====== DATA RECORDS

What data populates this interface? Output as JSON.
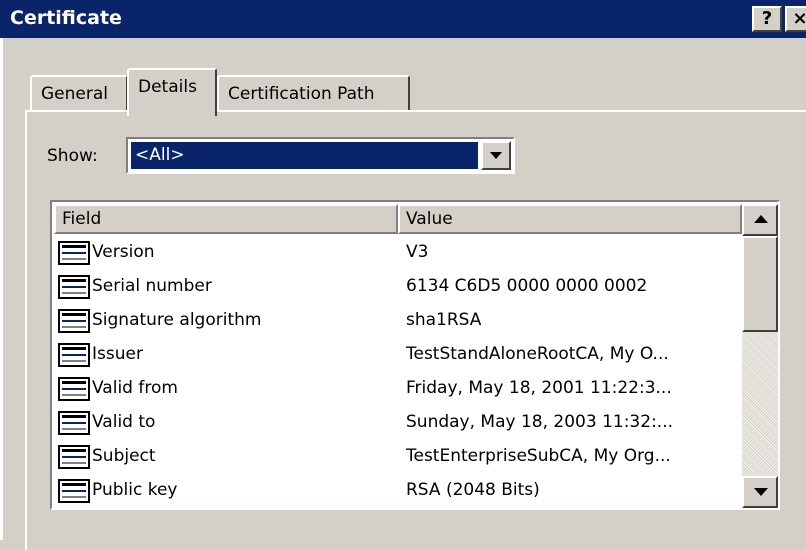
{
  "window": {
    "title": "Certificate",
    "help_glyph": "?",
    "close_glyph": "×",
    "title_bar_color": "#0a246a"
  },
  "tabs": [
    {
      "label": "General",
      "selected": false
    },
    {
      "label": "Details",
      "selected": true
    },
    {
      "label": "Certification Path",
      "selected": false
    }
  ],
  "show": {
    "label": "Show:",
    "value": "<All>"
  },
  "list": {
    "columns": [
      "Field",
      "Value"
    ],
    "rows": [
      {
        "field": "Version",
        "value": "V3",
        "icon": "certificate-field-icon"
      },
      {
        "field": "Serial number",
        "value": "6134 C6D5 0000 0000 0002",
        "icon": "certificate-field-icon"
      },
      {
        "field": "Signature algorithm",
        "value": "sha1RSA",
        "icon": "certificate-field-icon"
      },
      {
        "field": "Issuer",
        "value": "TestStandAloneRootCA, My O...",
        "icon": "certificate-field-icon"
      },
      {
        "field": "Valid from",
        "value": "Friday, May 18, 2001 11:22:3...",
        "icon": "certificate-field-icon"
      },
      {
        "field": "Valid to",
        "value": "Sunday, May 18, 2003 11:32:...",
        "icon": "certificate-field-icon"
      },
      {
        "field": "Subject",
        "value": "TestEnterpriseSubCA, My Org...",
        "icon": "certificate-field-icon"
      },
      {
        "field": "Public key",
        "value": "RSA (2048 Bits)",
        "icon": "certificate-field-icon"
      }
    ]
  }
}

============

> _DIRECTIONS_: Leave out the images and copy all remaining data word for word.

> _SOLUTION TO THIS TASK_:
What data populates this interface? Output as JSON.
{
  "window": {
    "title": "Certificate",
    "help_glyph": "?",
    "close_glyph": "×",
    "title_bar_color": "#0a246a"
  },
  "tabs": [
    {
      "label": "General",
      "selected": false
    },
    {
      "label": "Details",
      "selected": true
    },
    {
      "label": "Certification Path",
      "selected": false
    }
  ],
  "show": {
    "label": "Show:",
    "value": "<All>"
  },
  "list": {
    "columns": [
      "Field",
      "Value"
    ],
    "rows": [
      {
        "field": "Version",
        "value": "V3",
        "icon": "certificate-field-icon"
      },
      {
        "field": "Serial number",
        "value": "6134 C6D5 0000 0000 0002",
        "icon": "certificate-field-icon"
      },
      {
        "field": "Signature algorithm",
        "value": "sha1RSA",
        "icon": "certificate-field-icon"
      },
      {
        "field": "Issuer",
        "value": "TestStandAloneRootCA, My O...",
        "icon": "certificate-field-icon"
      },
      {
        "field": "Valid from",
        "value": "Friday, May 18, 2001 11:22:3...",
        "icon": "certificate-field-icon"
      },
      {
        "field": "Valid to",
        "value": "Sunday, May 18, 2003 11:32:...",
        "icon": "certificate-field-icon"
      },
      {
        "field": "Subject",
        "value": "TestEnterpriseSubCA, My Org...",
        "icon": "certificate-field-icon"
      },
      {
        "field": "Public key",
        "value": "RSA (2048 Bits)",
        "icon": "certificate-field-icon"
      }
    ]
  }
}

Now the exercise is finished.